But there are a few points that have been bugging me and I MUST clarify....
1. The issue isn't that Deen used 'the n-word' once, thirty years ago, or even that she used it once three years ago. All of these allegations came out in a legal deposition pertaining to harassment charges against her. One of the legal definitions of harassment is that the employer created a hostile working environment for the discriminated-against person, such as consistently using offensive racial and/or sexual slurs.
2. It does seem clear that Deen did mention she wanted a 'Southern, plantation-style wedding' with an all-black staff. And that indicates more than a simple 'recent slip of the tongue.' And that there are allegations of systematic and consistent racist language on a daily basis at her restaurant and other businesses, not just a smattering of accidental bad language.

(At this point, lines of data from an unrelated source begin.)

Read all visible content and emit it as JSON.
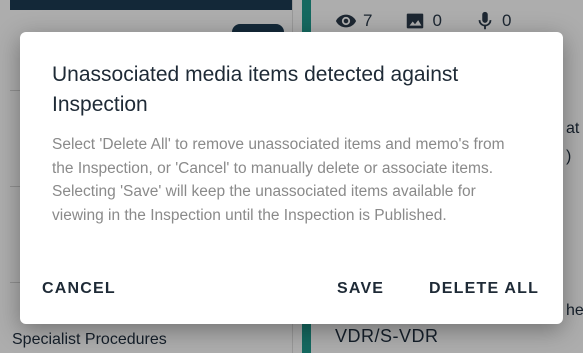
{
  "background": {
    "left_panel": {
      "bottom_text": "Specialist Procedures"
    },
    "right_panel": {
      "counts": [
        {
          "icon": "eye-icon",
          "value": "7"
        },
        {
          "icon": "image-icon",
          "value": "0"
        },
        {
          "icon": "microphone-icon",
          "value": "0"
        }
      ],
      "bottom_text": "VDR/S-VDR",
      "edge_text_1": "at",
      "edge_text_2": ")",
      "edge_text_3": "he"
    },
    "colors": {
      "navy": "#1d3b53",
      "teal": "#1f9b8e"
    }
  },
  "dialog": {
    "title": "Unassociated media items detected against Inspection",
    "body": "Select 'Delete All' to remove unassociated items and memo's from the Inspection, or 'Cancel' to manually delete or associate items. Selecting 'Save' will keep the unassociated items available for viewing in the Inspection until the Inspection is Published.",
    "actions": {
      "cancel": "CANCEL",
      "save": "SAVE",
      "delete_all": "DELETE ALL"
    }
  }
}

It certainly isn't true that 'all white women of Deen's generation are racists from the South.' That seems pretty offensive to Southern women who ARE NOT and also belies the fact that there are plenty of equally racist Northern women today who just happen to be racist about different types of groups they see as the servant class (don't even get me started on what I have overheard some people say about the women they hire to clean their houses and the men who mow their laws). No one gets a 'free pass' as far as I am concerned for deep and systematic discrimination: being from the South doesn't make you racist but nor does it free you from the standards of common humanity and decency.

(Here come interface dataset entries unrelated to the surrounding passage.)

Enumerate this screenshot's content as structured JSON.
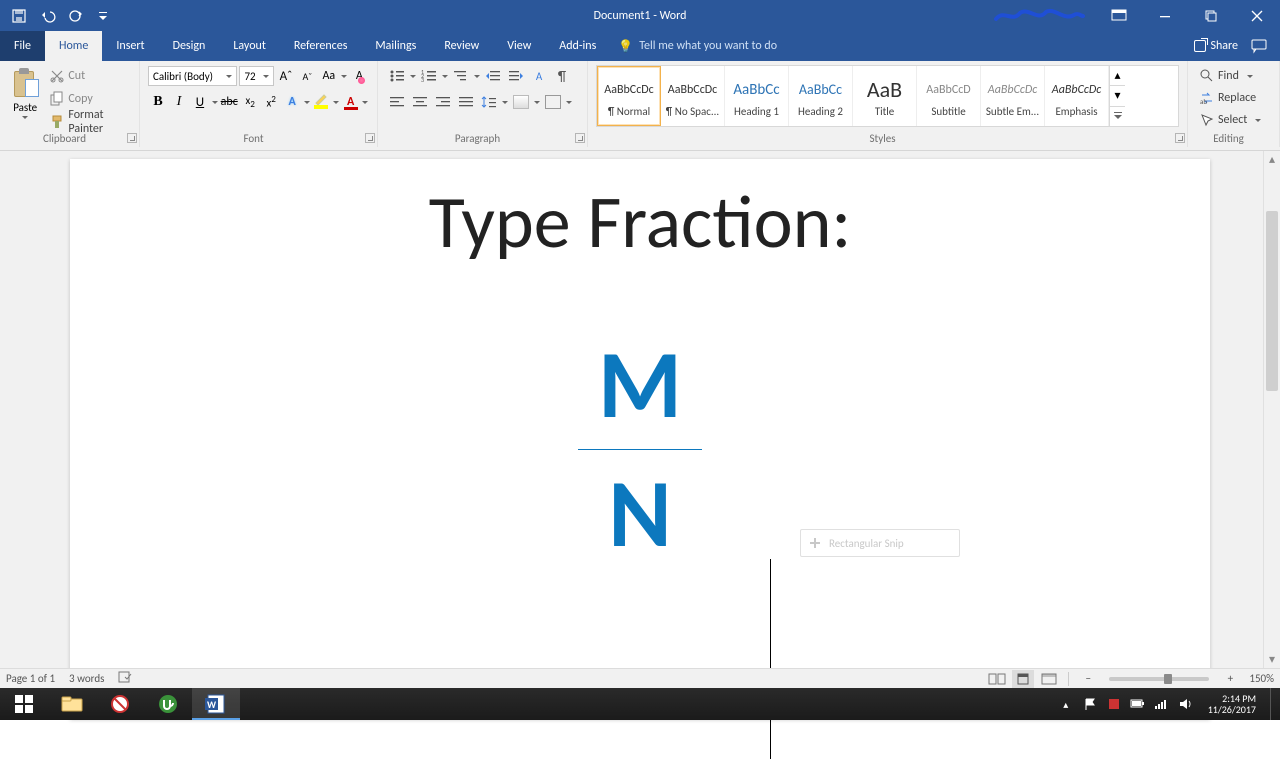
{
  "titlebar": {
    "title": "Document1 - Word"
  },
  "tabs": {
    "file": "File",
    "list": [
      "Home",
      "Insert",
      "Design",
      "Layout",
      "References",
      "Mailings",
      "Review",
      "View",
      "Add-ins"
    ],
    "active": "Home",
    "tellme": "Tell me what you want to do",
    "share": "Share"
  },
  "ribbon": {
    "clipboard": {
      "label": "Clipboard",
      "paste": "Paste",
      "cut": "Cut",
      "copy": "Copy",
      "formatpainter": "Format Painter"
    },
    "font": {
      "label": "Font",
      "name": "Calibri (Body)",
      "size": "72"
    },
    "paragraph": {
      "label": "Paragraph"
    },
    "styles": {
      "label": "Styles",
      "items": [
        {
          "preview": "AaBbCcDc",
          "name": "¶ Normal",
          "sel": true,
          "size": 12
        },
        {
          "preview": "AaBbCcDc",
          "name": "¶ No Spac...",
          "size": 12
        },
        {
          "preview": "AaBbCc",
          "name": "Heading 1",
          "size": 15,
          "color": "#2E74B5"
        },
        {
          "preview": "AaBbCc",
          "name": "Heading 2",
          "size": 14,
          "color": "#2E74B5"
        },
        {
          "preview": "AaB",
          "name": "Title",
          "size": 22
        },
        {
          "preview": "AaBbCcD",
          "name": "Subtitle",
          "size": 12,
          "color": "#888"
        },
        {
          "preview": "AaBbCcDc",
          "name": "Subtle Em...",
          "size": 12,
          "italic": true,
          "color": "#888"
        },
        {
          "preview": "AaBbCcDc",
          "name": "Emphasis",
          "size": 12,
          "italic": true
        }
      ]
    },
    "editing": {
      "label": "Editing",
      "find": "Find",
      "replace": "Replace",
      "select": "Select"
    }
  },
  "document": {
    "heading": "Type Fraction:",
    "fraction": {
      "numerator": "M",
      "denominator": "N"
    },
    "snip_label": "Rectangular Snip"
  },
  "status": {
    "page": "Page 1 of 1",
    "words": "3 words",
    "zoom": "150%"
  },
  "taskbar": {
    "time": "2:14 PM",
    "date": "11/26/2017"
  }
}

Like most precocious junior high girls, I breezed through Gone With the Wind, picking it up because I heard it was a dirty book and then staying with it because of the opening chapter's description of Scarlett O'Hara as a heroine with no imagination who was cruel and callous, dark-haired and a survivor.

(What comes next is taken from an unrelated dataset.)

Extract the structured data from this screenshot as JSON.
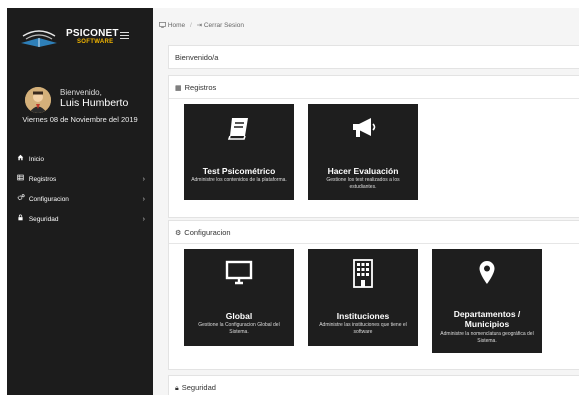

Most of my books featured very imaginative intelligent girls like Harriet the Spy and Ramona Quimby or bookish romantic heroines with inner beauty like Jane Eyre. Cathy from Wuthering Heights was as close as you could get to a heroine who was Byronic and 'mad, bad, and dangerous to know' but she dies halfway through the book and Heathcliff is the real hero.
In contrast, Scarlett is a total bitch and the center of her own universe, the type of girl who would never talk to me in real life. She made mistakes, but she'd be far better off in today's world than I am. So she fascinated me, even as the obvious racism of the book was repellent.
It made me feel better years later to realize that as simple as the book is there is so much more complicated racial ideology behind the surface that Margaret Mitchell probably didn't intend but unconsciously slipped in...like the fact that despite being technically white, Scarlett and Rhett Butler embody so many 'black' stereotypes, such as Rhett's swarthy complexion, sexuality, and dismissive view of the Southern cause and gentility....and if the annoying cinematic stereotype so many African-American actresses are forced to embody is that of a 'sassy black woman,' I would argue that is EXACTLY what Scarlett O'Hara is...sassy, mouthy, uncomplicated and earthy.
In contrast the truly 'lily white' characters in the book are Ashley and Melanie and significantly they are weak, passive, and ultimately death-driven and non-generative, in contrast to the sturdy Scarlett and her ability to give birth easily and without pain and kick ass while surviving the burning of Atlanta.
Perhaps that is why some African-American woman like the book, despite themselves. I love this quote from an essay published on NPR: "Scarlett O'Hara, founding mother of the Me Generation. Frankly, my dear, I found her unabashed self-interest delicious. My own mother, though, was mystified. Why would her child, who would eventually sport a two-foot wide Afro, be so interested in a plantation belle?" Through literary slight-of-hand Scarlett allows the reader to have the strength of an African-American woman, in other words, with white Southern privilege.
Still, despite the positive characteristics of Scarlett, we as a society still seem very blind to how much racism bubbles beneath the surface of the idealization of the antebellum South, and despite Barack Obama's election, I still sometimes see 'stars and bars' on bumper stickers in my area and shudder. Hell, the Dukes of Hazard was a popular TV show when I was a kid in the 1970s, if I remember correctly.
No matter how much I coveted the apple green dress wrapped around Scarlett's 17-inch waist, I knew what all of that cotton was made from: pain.
But in some sense, I guess we are hypocritical as a society to react with horror to Deen: the race issues bubbling beneath her manufactured persona were always there, we just didn't want to admit to them...so much of our battles about things like food have a racial subtext and Paula's pride in deep-frying everything that moves, putting an extra half-stick of butter in everything, and using processed food galore to create her 'cuisine' smacked of a hatred of Northern elitism, kale, and judgement of her region for its past.
Yes, all of us have said things we might regret on a personal level and we are all reflections of our very imperfect history.
But ultimately, racial and sexual harassment within an organization, just like history and a great Civil War, doesn't happen by accident--it takes callousness and a considerable effort of will to maintain and the individual responsible for that organization can't shrug it off.
Frankly, my dear, from what I have heard about working in restaurant kitchens, pretty much all of them involve some form of chest-thumping and ass-grabbing, but at minimum this should not be condoned by management. They say a fish rots from the head down...and in this case the 'head' of the fish was batter-fried in butter and yes, I do give a damn if what was said, was said.